Jan. 1, 2022

DOD Cyberspace: Establishing a Shared Understanding and How to Protect It

The full consequences of potential adversary cyberspace operations (CO) in the DOD are still being fully understood. Yet, there is a lack of shared understanding about cyberspace across the DOD and the joint force and even less understanding of how the DOD should protect its cyberspace. Despite a desire to understand cyberspace and to protect ourselves, a dearth of clear, concise guidance for the joint force has led to a lack of emphasis on cyberspace and cyberspace security in planning and operations. This article establishes a clear, shared understanding of DOD cyberspace, provides guidance to the DOD to protect its cyberspace, and illustrates current and future efforts to improve DOD’s cybersecurity.

Dec. 15, 2021

Combined Arms in the CAS Firefight

The shifting threat environment and return to strategic competition forced the United States Air Force to rethink the mission and force structure of Air Force Tactical Air Control Party (TACP) airmen, now known as Special Warfare. This article reminds the Joint Force that in the best of times integration of forces is a significant challenge. Only through close relationships, combined training events, and technological advances are TACP airmen effective in integrating Air Force assets with ground maneuver units.

Dec. 1, 2021

Failing Forward - Disaggregated Command and Control in Strategic Competition

Currently, the Air Force has given lead wing commanders authority to conduct mission-type tactics, but these authorities have yet to be met with upgraded C2 capabilities nor the Airmen to effectively C2 lead wing assets in combat operations. Starting in World War II, the lead maneuver unit of the Air Force became the NAF, and NAF commanders conducted C2 of forces through assigned air operations centers (AOCs). However, AOCs now reside at the Major Command level effectively removing the primary C2 structure from both the NAF and lead wings. It is time for the Air Force to invest both dollars and manpower into rebuilding effective C2 capabilities within lead wings and across distant areas of responsibility (AORs)
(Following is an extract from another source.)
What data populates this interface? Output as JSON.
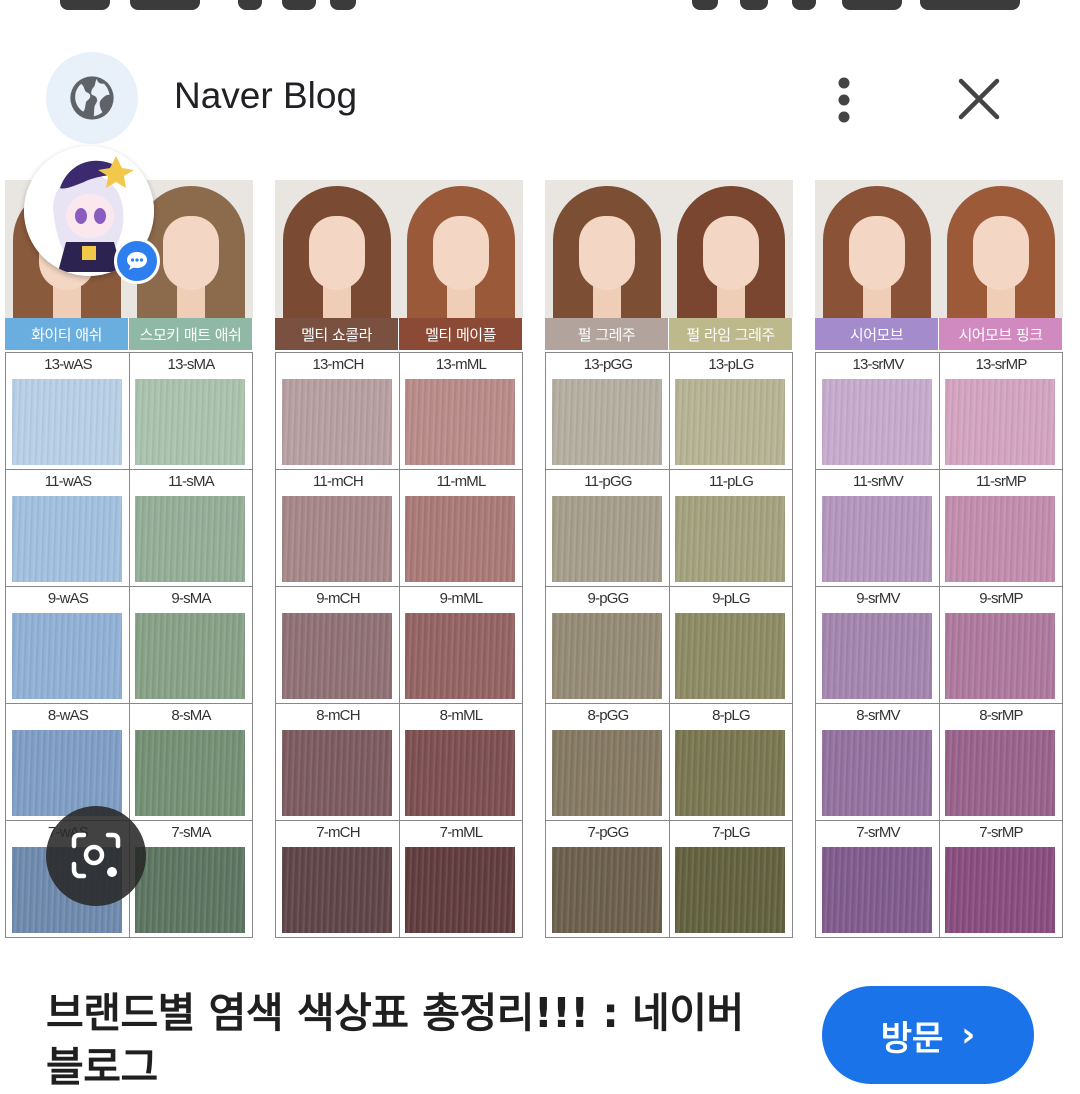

Nov. 15, 2021

Close Air Support And The Digitized Division - An Airman's Perspective

This month’s Blast From the Past article was written just before the start of the War on Terror and focuses on using then-newly fielded technology to increase lethality on the battlefield during large-scale combat operations. Readers will notice the parallel to our feature article published on November 1st, “Winning the Counterland Battle by Enabling Sensor-to-Shooter Automation”. Both articles, written 20 years apart, focus on reducing the time required to identify and destroy targets on the modern battlefield.

Nov. 1, 2021

Winning The Counterland Battle By Enabling Sensor-to-shooter Automation

Machine-to-machine communication and automated intelligence reporting provide incremental improvements when used alone. Combining the two techniques significantly shortens a kill-chain. In order to fully harness the existing architectures, databases, datalinks, and communication pathways in the DoD, tactical experts need education on how to leverage new software and computer processing technologies. Once educated, experts from each area of responsibility need to make a concerted effort to sit down together on a regular basis. At the table, educated experts need to work down the joint prioritized target list with a laser focus on shortening each kill-chain. The focus cannot stay on widgets and gadgets to find things faster or track them better. The focus must shift to the specific tactics, techniques, and procedures to move information between the widgets and gadgets comprising the kill-chain.